Bond yield event
❖ In April 2021, the RBI launched G-SAP under which it said it would buy Rs 1 lakh crore worth of bonds in the April-June quarter.
❖ It has so far bought Rs 25,000 crore worth of government securities (G-secs).
❖ The 10-year bond has declined 15 basis points from 6.15% in the last one month (April).
Impact of the decisison
❖ Movements in yields, which depend on trends in interest rates, can result in capital gains or losses for investors.
❖ If an individual holds a bond carrying a yield of 6%, a rise in bond yields in the market will bring the price of the bond down.
❖ On the other hand, a drop in bond yield below 6% would benefit the investor.
❖ This is because the price of the bond will rise, generating capital gains. G-SAP has engendered a softening bias in G-sec yields which has continued since then.
Reasons for softening bond yields
❖ The fall in bond yields in India could also be due to a sharp decline in US Treasury yields or the economic uncertainty caused by Covid-19.
❖ But the most important driver of the bond market was RBI interventions.
❖ The announcement of a bond-buying programme, the G-SAP, at the start of the month played a crucial role in turning the market sentiment.
❖ The RBI continued to send strong yield signals by cancelling and devolving government debt auctions.
❖ In the last month alone (April 2021), the RBI cancelled more than Rs 30,000 worth of debt auctions.
❖ A part of this amount was offset by availing the green-shoe option (option to accept bids for more than the notified amount of debt auction) in other securities.
❖ However, the decision to buy Rs 35,000 crore worth of bonds in May 2021 would help the market absorb a portion of the Rs 1.16 lakh crore market borrowings by the government during the month.
Impact on markets and investors
❖ The structured purchase programme has calmed investors’ anxieties.

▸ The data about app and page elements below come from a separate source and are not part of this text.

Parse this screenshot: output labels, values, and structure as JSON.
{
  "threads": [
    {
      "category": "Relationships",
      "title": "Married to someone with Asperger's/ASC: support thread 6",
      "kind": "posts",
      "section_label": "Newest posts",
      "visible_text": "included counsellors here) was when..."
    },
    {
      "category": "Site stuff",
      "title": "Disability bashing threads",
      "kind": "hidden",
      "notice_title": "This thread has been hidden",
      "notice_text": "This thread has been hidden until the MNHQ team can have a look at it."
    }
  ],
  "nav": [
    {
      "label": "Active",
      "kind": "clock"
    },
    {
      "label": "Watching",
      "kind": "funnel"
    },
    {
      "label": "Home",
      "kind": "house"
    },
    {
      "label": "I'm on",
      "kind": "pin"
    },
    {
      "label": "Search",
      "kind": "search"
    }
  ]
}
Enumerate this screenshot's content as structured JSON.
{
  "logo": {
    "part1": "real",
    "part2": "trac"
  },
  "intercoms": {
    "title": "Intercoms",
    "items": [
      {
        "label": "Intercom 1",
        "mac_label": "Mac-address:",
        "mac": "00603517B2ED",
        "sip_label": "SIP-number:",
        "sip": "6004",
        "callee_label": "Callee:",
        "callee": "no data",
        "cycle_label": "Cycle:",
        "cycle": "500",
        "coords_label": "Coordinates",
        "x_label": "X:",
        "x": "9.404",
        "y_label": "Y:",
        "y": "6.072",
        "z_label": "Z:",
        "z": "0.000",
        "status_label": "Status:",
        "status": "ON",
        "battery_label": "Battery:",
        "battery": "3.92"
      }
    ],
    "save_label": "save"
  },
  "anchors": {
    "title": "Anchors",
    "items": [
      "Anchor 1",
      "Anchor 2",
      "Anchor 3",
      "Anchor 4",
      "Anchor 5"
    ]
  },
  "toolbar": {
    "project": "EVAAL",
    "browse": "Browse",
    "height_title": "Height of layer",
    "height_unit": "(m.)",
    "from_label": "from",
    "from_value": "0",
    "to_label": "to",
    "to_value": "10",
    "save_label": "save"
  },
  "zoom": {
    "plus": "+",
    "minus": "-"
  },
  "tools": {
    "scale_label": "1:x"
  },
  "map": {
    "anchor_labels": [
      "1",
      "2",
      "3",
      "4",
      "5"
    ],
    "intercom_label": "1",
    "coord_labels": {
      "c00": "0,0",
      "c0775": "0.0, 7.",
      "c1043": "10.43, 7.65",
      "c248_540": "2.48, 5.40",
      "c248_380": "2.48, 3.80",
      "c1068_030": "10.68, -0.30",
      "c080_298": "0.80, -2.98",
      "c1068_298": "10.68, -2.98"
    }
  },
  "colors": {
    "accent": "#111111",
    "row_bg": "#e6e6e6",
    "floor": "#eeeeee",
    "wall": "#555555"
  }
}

❖ It has reduced the spread between the repo rate and the 10-year government bond yield.
❖ A decline in yield is also better for the equity markets because money starts flowing out of debt investments to equity investments.
❖ This means that as bond yields go down, the equity markets tend to outperform by a bigger margin and vice versa.
❖ Also, when bond yields go up, the cost of capital goes up.
❖ So, when bond yields go up, it is a signal that corporates will have to pay a higher interest cost on debt.
❖ As debt servicing costs go higher, the risk of bankruptcy and default also increases.
❖ This typically makes mid-cap and highly leveraged companies vulnerable.
Factors that RBI keen on keeping yields in check
❖ The RBI has been aiming to keep yields lower because this reduces borrowing costs for the government.
❖ Meanwhile, it prevents any upward movement in lending rates in the market.
❖ On the other hand, a rise in bond yields will put pressure on interest rates in the banking system.
❖ This, in turn, will lead to a hike in lending rates.
❖ The RBI wants to keep interest rates steady to kick-start investments.
❖ If yields come down, the RBI will be able to bring down the cost of government borrowing for 2021-22, which is set at Rs 12.05 lakh crore.
❖ Potential changes in the US monetary policy direction and Fed bond yields are the biggest risk factors for the Indian bond market in 2021.
❖ Notwithstanding this risk, bond yields may remain in a tight range in near future supported by RBI’s bond purchases.
❖ Over the medium term, inflation and potential monetary policy normalisation will play a more important role in shaping the interest rate trajectory.
❖ It is expected that the market interest rates would move higher gradually over the next 1-2 years.
❖ The rest also depends on other global factors.